  3. What is your favorite subject other than history? How do you think history can help you better understand that subject? Answer in a paragraph.

 

Vocabulary Words

 Civilization – a nation or group of nations which share a common culture, government, economic system, language, and/or religion

Heritage – something inherited from one’s ancestors

History – knowledge of the past learned through research

Induction into imagination

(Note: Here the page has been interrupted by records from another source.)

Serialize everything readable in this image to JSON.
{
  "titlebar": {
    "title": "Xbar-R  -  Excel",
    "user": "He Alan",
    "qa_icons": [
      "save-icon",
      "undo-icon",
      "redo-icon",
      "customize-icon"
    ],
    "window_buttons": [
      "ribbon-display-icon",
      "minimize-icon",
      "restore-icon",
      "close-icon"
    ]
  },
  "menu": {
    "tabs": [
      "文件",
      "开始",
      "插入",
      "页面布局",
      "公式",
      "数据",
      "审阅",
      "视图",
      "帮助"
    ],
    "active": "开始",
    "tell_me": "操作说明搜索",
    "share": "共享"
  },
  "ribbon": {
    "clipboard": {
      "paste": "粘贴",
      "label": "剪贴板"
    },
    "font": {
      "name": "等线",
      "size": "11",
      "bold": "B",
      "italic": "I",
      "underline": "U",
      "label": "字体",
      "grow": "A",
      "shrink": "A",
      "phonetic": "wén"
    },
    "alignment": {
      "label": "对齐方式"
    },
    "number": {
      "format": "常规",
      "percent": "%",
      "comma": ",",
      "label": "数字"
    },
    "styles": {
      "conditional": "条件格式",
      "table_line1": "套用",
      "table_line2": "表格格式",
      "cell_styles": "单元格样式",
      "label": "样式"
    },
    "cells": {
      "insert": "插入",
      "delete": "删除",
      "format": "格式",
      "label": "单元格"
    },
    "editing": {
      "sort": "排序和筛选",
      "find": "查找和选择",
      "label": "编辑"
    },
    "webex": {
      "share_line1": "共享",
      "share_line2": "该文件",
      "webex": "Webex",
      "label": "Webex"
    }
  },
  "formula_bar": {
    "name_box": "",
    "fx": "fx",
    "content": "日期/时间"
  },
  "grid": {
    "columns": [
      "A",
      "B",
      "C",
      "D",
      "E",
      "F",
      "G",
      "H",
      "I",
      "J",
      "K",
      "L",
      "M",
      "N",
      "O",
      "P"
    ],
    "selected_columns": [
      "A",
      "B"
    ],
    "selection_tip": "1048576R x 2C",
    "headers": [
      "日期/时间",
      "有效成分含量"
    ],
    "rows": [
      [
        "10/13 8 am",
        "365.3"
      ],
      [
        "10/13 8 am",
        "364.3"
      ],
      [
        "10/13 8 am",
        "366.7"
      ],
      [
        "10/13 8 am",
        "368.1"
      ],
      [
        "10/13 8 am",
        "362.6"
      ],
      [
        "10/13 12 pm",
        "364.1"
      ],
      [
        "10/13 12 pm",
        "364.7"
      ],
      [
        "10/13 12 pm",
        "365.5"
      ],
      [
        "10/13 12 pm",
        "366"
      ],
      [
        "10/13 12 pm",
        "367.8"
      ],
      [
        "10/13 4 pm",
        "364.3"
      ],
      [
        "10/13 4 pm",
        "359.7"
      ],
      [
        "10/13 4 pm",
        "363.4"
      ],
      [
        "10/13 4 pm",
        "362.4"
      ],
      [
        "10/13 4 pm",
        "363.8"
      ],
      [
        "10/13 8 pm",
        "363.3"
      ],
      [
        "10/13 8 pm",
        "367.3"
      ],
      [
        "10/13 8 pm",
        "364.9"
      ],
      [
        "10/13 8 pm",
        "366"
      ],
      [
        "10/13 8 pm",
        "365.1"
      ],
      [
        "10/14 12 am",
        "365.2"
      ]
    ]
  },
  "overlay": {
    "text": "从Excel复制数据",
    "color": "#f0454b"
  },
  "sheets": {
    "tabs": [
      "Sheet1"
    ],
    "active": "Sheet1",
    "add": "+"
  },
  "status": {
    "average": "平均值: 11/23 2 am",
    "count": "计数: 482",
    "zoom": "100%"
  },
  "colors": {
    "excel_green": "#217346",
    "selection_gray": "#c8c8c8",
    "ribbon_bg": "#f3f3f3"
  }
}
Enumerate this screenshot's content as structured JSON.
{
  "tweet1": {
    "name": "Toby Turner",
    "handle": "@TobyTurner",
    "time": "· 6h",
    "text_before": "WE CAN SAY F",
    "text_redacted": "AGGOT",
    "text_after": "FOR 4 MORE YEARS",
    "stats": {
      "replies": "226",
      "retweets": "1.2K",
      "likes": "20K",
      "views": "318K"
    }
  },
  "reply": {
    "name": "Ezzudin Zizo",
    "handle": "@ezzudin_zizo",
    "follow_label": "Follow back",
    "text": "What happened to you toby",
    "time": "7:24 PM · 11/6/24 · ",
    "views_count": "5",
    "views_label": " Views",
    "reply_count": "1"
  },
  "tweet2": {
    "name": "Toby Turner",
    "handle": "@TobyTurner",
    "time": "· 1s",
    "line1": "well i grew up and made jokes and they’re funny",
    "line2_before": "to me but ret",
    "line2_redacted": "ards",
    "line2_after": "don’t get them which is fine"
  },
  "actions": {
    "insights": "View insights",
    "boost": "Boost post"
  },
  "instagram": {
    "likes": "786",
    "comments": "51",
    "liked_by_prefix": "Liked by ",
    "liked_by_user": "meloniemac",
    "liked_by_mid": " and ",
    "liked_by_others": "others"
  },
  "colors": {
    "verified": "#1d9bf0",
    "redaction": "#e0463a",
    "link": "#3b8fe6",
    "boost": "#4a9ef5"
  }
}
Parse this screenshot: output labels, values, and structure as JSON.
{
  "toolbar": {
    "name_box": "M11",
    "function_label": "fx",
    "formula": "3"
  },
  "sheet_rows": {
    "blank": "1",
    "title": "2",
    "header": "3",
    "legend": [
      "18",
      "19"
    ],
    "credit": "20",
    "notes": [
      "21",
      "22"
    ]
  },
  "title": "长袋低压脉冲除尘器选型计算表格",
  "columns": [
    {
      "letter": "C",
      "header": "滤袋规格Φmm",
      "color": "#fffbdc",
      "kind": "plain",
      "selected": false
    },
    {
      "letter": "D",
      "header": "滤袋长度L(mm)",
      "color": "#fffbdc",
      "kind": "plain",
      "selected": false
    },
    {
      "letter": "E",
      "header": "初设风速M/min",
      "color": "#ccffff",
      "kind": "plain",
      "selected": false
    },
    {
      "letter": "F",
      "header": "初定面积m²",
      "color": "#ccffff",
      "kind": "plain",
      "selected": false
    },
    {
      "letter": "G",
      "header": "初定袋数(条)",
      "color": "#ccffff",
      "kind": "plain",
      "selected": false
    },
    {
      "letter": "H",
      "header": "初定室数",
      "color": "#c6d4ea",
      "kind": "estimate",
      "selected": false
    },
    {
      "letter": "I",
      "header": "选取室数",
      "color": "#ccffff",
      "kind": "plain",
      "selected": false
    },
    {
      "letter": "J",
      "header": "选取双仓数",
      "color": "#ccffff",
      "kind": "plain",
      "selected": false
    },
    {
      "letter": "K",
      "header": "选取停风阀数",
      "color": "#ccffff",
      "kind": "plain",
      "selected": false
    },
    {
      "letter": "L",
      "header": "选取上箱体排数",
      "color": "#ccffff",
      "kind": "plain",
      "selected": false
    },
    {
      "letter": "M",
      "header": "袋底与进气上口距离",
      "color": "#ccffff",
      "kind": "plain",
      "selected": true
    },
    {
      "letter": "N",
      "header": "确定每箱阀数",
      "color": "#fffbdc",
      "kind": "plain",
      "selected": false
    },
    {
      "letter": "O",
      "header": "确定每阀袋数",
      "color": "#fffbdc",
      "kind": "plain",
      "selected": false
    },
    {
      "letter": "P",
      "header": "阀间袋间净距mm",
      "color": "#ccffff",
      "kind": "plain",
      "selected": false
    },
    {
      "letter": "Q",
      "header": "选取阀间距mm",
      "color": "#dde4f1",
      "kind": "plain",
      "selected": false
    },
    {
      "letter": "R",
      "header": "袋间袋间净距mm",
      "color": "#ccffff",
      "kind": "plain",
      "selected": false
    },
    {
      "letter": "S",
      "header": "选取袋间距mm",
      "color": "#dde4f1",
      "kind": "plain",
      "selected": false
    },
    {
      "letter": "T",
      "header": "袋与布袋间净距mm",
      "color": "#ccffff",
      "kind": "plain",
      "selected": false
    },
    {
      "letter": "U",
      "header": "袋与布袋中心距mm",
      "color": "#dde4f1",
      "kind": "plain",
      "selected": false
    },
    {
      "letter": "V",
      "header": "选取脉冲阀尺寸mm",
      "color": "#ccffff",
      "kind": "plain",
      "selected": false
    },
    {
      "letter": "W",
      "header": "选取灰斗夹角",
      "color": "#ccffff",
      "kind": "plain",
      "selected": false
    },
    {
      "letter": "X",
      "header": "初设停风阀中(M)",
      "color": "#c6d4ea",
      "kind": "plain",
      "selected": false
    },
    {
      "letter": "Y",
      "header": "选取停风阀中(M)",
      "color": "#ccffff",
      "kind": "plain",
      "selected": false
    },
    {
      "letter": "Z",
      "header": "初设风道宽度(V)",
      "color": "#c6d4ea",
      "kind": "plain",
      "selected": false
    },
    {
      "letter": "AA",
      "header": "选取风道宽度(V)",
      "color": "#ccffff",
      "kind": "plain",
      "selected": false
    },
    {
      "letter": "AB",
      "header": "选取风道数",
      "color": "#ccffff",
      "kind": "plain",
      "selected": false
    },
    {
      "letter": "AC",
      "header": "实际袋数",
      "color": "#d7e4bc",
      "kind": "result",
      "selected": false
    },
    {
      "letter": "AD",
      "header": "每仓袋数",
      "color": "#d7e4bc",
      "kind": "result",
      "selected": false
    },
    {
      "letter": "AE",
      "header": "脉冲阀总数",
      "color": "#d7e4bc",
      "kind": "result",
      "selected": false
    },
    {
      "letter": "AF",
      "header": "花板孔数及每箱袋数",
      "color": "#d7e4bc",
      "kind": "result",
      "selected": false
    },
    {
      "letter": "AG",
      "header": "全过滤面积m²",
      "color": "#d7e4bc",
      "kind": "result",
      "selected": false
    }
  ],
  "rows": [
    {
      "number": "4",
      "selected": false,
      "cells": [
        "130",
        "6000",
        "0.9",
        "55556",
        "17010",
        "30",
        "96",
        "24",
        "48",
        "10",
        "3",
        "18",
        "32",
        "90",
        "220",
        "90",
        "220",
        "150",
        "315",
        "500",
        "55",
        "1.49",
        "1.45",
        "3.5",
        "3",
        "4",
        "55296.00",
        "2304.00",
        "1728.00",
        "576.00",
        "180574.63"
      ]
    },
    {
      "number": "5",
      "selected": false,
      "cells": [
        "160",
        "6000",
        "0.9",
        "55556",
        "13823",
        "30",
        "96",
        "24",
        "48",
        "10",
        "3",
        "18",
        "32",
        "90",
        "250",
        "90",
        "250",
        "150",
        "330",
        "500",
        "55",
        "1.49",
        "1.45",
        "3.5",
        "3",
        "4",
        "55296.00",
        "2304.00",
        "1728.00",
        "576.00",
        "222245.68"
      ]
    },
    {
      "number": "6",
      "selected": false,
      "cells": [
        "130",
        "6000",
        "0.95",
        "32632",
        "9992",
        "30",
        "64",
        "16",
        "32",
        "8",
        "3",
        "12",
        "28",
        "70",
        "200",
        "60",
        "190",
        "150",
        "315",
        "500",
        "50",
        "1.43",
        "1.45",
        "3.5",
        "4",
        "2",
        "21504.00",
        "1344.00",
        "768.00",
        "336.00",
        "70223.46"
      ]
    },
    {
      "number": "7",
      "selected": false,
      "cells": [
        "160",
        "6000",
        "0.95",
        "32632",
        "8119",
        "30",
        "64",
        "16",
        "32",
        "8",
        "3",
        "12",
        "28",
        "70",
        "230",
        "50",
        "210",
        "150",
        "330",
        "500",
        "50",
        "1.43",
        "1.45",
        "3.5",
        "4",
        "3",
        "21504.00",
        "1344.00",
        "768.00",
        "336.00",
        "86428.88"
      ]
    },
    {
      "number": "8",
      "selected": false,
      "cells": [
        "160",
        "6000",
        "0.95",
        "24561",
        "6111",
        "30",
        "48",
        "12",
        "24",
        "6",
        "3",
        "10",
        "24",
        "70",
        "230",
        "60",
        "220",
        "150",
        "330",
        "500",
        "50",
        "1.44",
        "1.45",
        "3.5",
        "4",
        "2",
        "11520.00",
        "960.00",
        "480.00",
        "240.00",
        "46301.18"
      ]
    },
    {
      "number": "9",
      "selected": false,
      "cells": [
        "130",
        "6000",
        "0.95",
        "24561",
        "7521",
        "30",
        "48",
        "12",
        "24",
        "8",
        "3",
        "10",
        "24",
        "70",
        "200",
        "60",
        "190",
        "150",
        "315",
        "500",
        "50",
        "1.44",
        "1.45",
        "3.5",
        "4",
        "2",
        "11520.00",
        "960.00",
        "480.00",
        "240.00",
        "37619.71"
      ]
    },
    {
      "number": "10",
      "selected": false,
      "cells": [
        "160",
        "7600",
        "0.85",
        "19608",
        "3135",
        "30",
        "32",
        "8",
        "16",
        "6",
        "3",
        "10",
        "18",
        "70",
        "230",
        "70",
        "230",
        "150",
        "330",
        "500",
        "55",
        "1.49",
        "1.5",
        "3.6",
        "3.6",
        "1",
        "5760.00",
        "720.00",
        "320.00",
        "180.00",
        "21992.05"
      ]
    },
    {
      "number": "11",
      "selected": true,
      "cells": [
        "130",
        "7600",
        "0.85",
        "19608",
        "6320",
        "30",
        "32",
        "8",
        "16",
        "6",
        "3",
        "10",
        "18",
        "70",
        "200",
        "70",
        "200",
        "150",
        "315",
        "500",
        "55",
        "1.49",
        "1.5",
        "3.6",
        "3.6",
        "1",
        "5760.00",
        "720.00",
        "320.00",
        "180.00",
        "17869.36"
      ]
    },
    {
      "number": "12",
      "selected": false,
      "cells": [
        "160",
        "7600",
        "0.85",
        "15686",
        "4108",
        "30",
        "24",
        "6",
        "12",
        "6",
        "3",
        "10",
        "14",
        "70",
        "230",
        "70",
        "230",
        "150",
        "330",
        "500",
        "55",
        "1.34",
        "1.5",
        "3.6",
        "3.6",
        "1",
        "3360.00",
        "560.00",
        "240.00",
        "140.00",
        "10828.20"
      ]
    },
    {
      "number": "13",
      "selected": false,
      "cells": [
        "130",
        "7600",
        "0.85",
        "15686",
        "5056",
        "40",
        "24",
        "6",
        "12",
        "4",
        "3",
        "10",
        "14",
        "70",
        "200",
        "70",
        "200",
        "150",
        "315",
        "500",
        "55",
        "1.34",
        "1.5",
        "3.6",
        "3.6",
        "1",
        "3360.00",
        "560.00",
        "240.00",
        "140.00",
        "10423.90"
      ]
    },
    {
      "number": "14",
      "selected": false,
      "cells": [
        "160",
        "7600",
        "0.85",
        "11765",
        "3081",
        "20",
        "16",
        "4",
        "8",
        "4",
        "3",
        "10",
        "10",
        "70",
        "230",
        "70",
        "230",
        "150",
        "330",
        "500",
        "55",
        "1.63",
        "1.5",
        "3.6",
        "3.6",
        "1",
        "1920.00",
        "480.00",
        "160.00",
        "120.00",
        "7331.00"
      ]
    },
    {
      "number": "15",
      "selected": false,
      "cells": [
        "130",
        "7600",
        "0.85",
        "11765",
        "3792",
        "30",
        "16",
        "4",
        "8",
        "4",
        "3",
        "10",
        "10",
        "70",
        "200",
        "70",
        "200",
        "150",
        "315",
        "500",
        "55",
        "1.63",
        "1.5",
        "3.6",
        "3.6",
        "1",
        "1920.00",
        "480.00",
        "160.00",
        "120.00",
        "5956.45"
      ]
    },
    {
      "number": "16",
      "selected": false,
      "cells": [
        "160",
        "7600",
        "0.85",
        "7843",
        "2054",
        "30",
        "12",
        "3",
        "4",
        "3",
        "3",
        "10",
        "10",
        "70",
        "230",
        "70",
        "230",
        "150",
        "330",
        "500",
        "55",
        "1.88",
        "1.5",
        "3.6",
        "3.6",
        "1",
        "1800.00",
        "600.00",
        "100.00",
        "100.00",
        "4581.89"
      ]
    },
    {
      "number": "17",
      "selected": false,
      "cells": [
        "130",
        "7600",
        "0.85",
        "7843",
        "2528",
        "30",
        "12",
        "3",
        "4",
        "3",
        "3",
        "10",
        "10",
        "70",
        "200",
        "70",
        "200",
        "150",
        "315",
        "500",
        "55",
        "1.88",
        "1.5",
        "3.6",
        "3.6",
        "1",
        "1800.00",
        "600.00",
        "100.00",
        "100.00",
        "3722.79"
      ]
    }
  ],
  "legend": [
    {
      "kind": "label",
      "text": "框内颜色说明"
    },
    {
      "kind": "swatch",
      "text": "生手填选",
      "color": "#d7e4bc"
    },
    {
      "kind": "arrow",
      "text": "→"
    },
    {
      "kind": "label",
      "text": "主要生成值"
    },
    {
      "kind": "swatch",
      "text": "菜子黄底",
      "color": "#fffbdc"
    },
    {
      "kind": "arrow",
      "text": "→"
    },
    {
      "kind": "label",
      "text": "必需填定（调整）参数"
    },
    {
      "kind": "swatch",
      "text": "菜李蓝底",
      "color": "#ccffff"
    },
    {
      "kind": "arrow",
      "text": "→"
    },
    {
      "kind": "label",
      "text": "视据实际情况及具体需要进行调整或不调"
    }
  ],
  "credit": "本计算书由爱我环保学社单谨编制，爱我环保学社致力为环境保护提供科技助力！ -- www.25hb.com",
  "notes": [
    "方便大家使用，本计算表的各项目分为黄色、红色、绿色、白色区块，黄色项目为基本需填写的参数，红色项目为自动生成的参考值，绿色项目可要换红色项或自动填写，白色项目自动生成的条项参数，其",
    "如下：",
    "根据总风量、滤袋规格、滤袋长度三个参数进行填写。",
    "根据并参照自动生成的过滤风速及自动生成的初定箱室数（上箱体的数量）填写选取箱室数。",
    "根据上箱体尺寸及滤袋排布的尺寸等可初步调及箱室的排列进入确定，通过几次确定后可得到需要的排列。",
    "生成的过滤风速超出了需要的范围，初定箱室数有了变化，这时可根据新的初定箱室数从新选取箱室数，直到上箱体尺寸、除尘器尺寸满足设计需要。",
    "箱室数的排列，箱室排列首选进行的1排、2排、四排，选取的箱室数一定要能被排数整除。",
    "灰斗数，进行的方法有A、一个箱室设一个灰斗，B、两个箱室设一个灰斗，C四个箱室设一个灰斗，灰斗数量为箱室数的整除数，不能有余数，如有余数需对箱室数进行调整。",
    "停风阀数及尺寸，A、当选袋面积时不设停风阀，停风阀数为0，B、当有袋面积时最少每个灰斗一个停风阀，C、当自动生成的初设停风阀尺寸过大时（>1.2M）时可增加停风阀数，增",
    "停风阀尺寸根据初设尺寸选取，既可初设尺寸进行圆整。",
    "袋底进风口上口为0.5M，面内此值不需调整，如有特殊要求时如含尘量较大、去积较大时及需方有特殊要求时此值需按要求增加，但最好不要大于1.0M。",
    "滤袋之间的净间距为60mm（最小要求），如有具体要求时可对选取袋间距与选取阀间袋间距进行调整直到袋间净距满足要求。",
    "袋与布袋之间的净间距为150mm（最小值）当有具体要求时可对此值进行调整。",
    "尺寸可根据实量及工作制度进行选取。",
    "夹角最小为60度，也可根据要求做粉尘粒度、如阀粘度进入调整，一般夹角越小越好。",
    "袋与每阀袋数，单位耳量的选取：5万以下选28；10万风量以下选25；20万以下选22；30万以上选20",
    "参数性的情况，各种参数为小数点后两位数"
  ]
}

Whatever form of education is inflicted on children, they will always find mythical or heroic figures to satisfy their imagination. If they do not have King Arthur and Peredur or Sigurd and Regin, they will content themselves with Donald Duck and Dick Barton. It may even be argued that the latter are healthier because they are more spontaneous and near to contemporary reality than Branwen the daughter of Llyr or Burnt Njal. But are they more real because they are more at home in our impoverished world? I believe the old myths are better not only intrinsically,  but because they lead further and open a door into the mind as well as into the past. This was the old road which carries us back not merely for centuries but for thousands of years; the road by which every people has travelled and from which the beginnings of every literature have come. I mean the road of oral tradition. It may be that the changes of our generation, the increased speed of life and the mechanization of popular culture by the cinema and the radio have closed this road forever. But if so, those of us who remember the world before the wars have witnessed a change in human consciousness far greater than we have realized and what we are remembering is not the Victorian age but a whole series of ages — a river of immemorial time which has suddenly dried up and become lost in the seismic cleft that has opened between the present and the past.

Christopher Dawson, “Memories of a Victorian Childhood”

Knowing and understanding

Note that disciplinary understanding is not the same as the mere accrual of facts (sometimes termed subject-matter knowledge). Facts are fine but they do not in themselves involve any disciplinary understanding. Moreover, in this day of handheld devices, there is little point in memorizing facts that are instantly available at one’s fingertips. Rather, educators should help students to understand the ways in which disciplinary specialists establish and confirm knowledge. This acquisition necessarily involves immersion in the kinds of activities in which specialists are regularly engaged — carrying out proofs in mathematics, making systematic observations and conducting experiments in science, or poring over documents and graphic materials in history.

Howard Gardner, Truth, Beauty, and Goodness Reframed, p. 125